[Start of section]

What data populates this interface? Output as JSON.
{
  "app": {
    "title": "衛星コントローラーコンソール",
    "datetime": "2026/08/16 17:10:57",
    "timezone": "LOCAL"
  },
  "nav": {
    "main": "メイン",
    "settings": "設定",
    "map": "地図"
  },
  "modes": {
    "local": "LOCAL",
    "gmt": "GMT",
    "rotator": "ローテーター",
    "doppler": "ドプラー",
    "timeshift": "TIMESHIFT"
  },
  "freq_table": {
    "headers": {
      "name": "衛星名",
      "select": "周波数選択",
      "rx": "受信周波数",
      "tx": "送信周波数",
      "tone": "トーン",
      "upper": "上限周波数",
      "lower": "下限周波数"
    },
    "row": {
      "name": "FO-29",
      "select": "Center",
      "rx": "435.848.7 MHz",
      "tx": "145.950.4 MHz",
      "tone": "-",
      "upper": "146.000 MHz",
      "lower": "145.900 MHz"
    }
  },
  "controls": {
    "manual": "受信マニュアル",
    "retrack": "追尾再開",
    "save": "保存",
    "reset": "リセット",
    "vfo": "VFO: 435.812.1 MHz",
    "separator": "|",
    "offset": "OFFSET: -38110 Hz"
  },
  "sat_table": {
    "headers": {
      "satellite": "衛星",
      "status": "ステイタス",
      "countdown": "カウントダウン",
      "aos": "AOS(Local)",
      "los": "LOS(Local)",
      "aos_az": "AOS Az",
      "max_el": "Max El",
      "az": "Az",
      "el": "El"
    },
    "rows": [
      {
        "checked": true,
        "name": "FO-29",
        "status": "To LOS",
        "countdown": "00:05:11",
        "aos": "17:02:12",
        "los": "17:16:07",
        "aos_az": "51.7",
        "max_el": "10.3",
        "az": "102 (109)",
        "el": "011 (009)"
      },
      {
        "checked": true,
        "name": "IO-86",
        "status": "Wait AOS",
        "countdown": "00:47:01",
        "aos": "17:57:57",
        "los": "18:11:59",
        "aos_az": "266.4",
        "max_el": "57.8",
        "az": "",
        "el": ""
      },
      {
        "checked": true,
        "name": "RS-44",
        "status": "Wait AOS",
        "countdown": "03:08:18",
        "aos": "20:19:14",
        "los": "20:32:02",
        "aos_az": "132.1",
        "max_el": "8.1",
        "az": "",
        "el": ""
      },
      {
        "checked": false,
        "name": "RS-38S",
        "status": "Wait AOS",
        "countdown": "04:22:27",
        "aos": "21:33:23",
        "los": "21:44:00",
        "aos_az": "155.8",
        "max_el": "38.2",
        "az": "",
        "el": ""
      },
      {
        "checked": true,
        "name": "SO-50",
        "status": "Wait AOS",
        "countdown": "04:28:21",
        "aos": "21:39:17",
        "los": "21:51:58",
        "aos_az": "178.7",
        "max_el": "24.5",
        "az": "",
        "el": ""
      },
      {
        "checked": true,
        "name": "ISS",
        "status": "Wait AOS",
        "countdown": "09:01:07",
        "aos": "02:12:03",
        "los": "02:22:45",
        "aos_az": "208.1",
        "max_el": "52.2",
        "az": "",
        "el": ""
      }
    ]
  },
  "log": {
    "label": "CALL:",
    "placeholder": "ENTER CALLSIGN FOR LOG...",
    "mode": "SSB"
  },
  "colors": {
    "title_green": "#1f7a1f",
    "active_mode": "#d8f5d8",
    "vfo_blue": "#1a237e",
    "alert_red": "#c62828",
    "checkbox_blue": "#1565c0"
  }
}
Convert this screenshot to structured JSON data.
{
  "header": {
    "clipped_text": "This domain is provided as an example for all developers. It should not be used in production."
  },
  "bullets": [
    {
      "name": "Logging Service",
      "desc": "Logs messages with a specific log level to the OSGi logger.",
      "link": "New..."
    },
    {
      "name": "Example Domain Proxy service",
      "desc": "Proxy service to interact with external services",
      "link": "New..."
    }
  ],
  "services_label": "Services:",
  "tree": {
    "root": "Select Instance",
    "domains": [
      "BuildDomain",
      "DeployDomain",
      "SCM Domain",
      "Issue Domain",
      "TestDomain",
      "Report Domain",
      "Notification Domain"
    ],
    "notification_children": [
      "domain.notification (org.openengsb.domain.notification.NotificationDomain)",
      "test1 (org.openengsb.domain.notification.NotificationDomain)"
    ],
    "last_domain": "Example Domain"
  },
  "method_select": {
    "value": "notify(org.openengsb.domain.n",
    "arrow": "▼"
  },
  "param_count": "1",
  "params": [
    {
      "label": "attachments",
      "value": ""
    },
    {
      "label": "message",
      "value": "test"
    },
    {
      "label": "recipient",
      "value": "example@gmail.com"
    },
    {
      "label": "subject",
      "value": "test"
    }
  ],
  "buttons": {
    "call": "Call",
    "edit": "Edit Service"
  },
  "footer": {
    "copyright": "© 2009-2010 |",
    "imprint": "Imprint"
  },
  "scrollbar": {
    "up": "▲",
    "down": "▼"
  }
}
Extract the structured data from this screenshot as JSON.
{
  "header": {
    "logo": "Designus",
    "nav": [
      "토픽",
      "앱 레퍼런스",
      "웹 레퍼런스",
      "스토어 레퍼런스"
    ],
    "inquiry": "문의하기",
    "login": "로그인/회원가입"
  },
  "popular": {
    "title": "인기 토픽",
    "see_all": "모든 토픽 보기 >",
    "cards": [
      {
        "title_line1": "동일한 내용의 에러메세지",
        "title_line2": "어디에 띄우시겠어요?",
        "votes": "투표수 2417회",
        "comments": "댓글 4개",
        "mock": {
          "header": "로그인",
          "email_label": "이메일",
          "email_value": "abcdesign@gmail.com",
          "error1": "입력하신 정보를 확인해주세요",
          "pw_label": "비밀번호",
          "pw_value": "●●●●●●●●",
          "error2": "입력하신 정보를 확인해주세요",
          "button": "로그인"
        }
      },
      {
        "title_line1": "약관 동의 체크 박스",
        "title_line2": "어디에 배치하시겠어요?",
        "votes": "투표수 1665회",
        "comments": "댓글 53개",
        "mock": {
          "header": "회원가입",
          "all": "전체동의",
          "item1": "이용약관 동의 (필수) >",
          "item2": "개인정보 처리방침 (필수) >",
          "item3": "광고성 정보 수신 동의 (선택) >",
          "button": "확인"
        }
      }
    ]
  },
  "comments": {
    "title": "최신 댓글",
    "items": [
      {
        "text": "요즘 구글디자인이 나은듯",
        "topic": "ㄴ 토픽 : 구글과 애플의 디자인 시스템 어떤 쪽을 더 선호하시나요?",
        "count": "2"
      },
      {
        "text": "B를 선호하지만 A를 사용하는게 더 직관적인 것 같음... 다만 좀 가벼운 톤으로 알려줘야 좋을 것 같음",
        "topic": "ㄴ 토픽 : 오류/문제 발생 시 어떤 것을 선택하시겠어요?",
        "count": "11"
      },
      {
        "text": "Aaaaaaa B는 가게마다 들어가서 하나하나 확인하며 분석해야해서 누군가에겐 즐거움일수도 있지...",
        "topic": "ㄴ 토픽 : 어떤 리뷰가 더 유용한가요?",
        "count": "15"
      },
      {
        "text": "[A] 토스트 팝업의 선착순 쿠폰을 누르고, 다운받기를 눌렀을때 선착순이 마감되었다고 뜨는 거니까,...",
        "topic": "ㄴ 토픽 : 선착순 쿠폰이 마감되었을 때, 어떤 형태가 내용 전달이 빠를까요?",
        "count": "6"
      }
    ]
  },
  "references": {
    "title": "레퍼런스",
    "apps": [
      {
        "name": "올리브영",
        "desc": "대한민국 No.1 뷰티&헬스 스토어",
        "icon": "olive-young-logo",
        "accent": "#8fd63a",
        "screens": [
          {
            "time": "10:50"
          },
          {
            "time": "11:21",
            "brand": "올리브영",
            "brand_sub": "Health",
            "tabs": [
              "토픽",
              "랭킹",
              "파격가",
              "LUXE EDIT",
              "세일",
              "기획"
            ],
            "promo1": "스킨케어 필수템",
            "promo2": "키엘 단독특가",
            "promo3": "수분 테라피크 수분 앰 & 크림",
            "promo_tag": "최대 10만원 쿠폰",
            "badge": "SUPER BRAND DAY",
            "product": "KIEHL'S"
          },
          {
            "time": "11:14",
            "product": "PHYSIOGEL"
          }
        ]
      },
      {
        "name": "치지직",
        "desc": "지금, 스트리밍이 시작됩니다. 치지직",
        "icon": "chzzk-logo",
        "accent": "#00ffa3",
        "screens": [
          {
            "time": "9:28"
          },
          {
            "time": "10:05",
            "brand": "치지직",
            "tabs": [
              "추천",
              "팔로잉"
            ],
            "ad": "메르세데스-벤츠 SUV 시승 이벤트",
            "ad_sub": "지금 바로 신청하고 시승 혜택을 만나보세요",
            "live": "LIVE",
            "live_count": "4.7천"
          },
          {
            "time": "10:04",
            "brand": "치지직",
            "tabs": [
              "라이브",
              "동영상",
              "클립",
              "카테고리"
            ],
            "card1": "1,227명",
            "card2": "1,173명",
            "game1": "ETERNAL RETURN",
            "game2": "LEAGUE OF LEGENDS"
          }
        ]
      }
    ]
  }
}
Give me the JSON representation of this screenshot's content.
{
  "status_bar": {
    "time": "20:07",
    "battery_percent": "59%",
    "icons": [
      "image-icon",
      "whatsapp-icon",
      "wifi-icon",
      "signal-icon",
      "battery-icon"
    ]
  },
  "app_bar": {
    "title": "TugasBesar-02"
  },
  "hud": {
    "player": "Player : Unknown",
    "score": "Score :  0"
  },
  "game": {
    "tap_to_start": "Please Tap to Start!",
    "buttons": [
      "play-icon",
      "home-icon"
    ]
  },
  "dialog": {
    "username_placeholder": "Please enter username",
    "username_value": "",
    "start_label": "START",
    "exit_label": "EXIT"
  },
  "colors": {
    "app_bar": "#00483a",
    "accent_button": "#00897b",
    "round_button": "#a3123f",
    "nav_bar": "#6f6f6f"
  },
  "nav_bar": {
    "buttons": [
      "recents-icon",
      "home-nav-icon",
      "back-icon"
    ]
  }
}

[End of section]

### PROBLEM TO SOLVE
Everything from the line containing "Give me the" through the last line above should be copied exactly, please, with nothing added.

### RESPONSE BOX
Give me the JSON representation of this screenshot's content.
{
  "status_bar": {
    "time": "20:07",
    "battery_percent": "59%",
    "icons": [
      "image-icon",
      "whatsapp-icon",
      "wifi-icon",
      "signal-icon",
      "battery-icon"
    ]
  },
  "app_bar": {
    "title": "TugasBesar-02"
  },
  "hud": {
    "player": "Player : Unknown",
    "score": "Score :  0"
  },
  "game": {
    "tap_to_start": "Please Tap to Start!",
    "buttons": [
      "play-icon",
      "home-icon"
    ]
  },
  "dialog": {
    "username_placeholder": "Please enter username",
    "username_value": "",
    "start_label": "START",
    "exit_label": "EXIT"
  },
  "colors": {
    "app_bar": "#00483a",
    "accent_button": "#00897b",
    "round_button": "#a3123f",
    "nav_bar": "#6f6f6f"
  },
  "nav_bar": {
    "buttons": [
      "recents-icon",
      "home-nav-icon",
      "back-icon"
    ]
  }
}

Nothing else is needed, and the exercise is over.